Reviews have been pouring in as the public waits for their chance to see the film, with Deadline's Pete Hammond labeling it a “junior ‘Kinky Boots'” and The Hollywood Reporter's David Rooney praising “Jamie for telling an LGBTQ story where “coming out isn't a factor.”
“Jamie has been out and proud for some time, and he responds to the taunts of obnoxious class smartass Dean (Samuel Bottomley) at school by basically saying, ‘Yeah, I'm gay, what of it,'” Rooney wrote.
Life Imitating Art
Harwood has drawn an exceptional amount of praise for his film debut. The LGBTQ actor's real-life story full of performing dreams mirrors Jamie to an intriguing extent, which, according to Hammond, comes through in his portrayal of the character. “Harwood never had acted before landing this plum gig, and he is thoroughly engaging, confident in his singing and fledgling showmanship and clearly understanding the core of this kid,” Hammond noted.
“When I was growing up, I didn't like playing football. I didn't like getting muddy. I liked to dress up, and act and dance and sing,” Harwood told Attitude. “I was doing things that were more typically effeminate and I feel like, at the time, growing up, as an effeminate boy, there are opinions and thought that people put on you. I definitely felt othered, in that sense.”
Harwood's feelings of ostracization line up squarely with the experiences Jamie goes through in his journey of self-identity through the glamour of drag.

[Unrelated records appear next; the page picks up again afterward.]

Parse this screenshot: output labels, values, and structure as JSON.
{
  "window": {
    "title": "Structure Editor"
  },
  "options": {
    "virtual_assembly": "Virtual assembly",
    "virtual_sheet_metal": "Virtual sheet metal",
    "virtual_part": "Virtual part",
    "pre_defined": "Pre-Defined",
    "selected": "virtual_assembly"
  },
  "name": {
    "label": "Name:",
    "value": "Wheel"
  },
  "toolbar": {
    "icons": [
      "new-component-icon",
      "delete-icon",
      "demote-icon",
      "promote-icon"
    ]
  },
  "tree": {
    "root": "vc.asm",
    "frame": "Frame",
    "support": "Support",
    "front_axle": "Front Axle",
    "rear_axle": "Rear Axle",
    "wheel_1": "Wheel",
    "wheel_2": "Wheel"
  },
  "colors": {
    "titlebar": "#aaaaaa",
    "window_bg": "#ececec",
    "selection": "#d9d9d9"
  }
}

Whether it be Jamie's homophobic father or teacher who tries to force cultural gender norms upon him, key obstacles to Jamie's self-actualization feel all too close to Harwood's own experiences, and, frankly, those of so many others within LGBTQ circles.
But having that in his past helped Harwood embrace Jamie's empowering message. “Jamie is someone who knows who he is, and he's waiting for everyone else to catch up and get on board,” Harwood said. “I think the whole play isn't Jamie going, ‘Oh, do I want to be a drag queen? Do I want to do this?' Jamie knows. he wants to be a drag queen. He is gay.”
“I also feel like I'm at a stage in my life that I know who I am and that I know what I want,” he added. “I was navigating, not to prove to myself, but to convince my parents and my friends that I actually could do this.”
Stage To Screen
A huge part of maintaining the heart of the original stage production through the adaptation process was keeping the production's creative nucleus intact and involved. Director Jonathan Butterell and writer Tom MacRae reprise their roles despite never working in movies before. Singer-songwriter and the original musical's composer Dan Gillespie Sells also returns, teaming up with Oscar-winning composer Anne Dudley on the film's score.
Producers Peter Carlton and Mark Herbert, co-founders of Warp Films, actually turned down funding from certain companies in order to keep the musical's core at the forefront of Jamie's jump to the silver screen. “What we've done a lot in Warp is back really talented people who've achieved in one area into another,” Carlton told Variety.
To that end, the team also made sure to get Campbell involved in the film as well. His emotion toward the project exuded both on set and during a special preview of the film at the Edinburgh Film Festival earlier this month. “I just love that there's a big show out there that has got someone who's camp, feminine and flamboyant fronting it,” Campbell said in Edinburgh. “They're the star of the show.”
Everybody's Talking About Jamie: Previously on Towleroad
Image courtesy of 2oth Century Pictures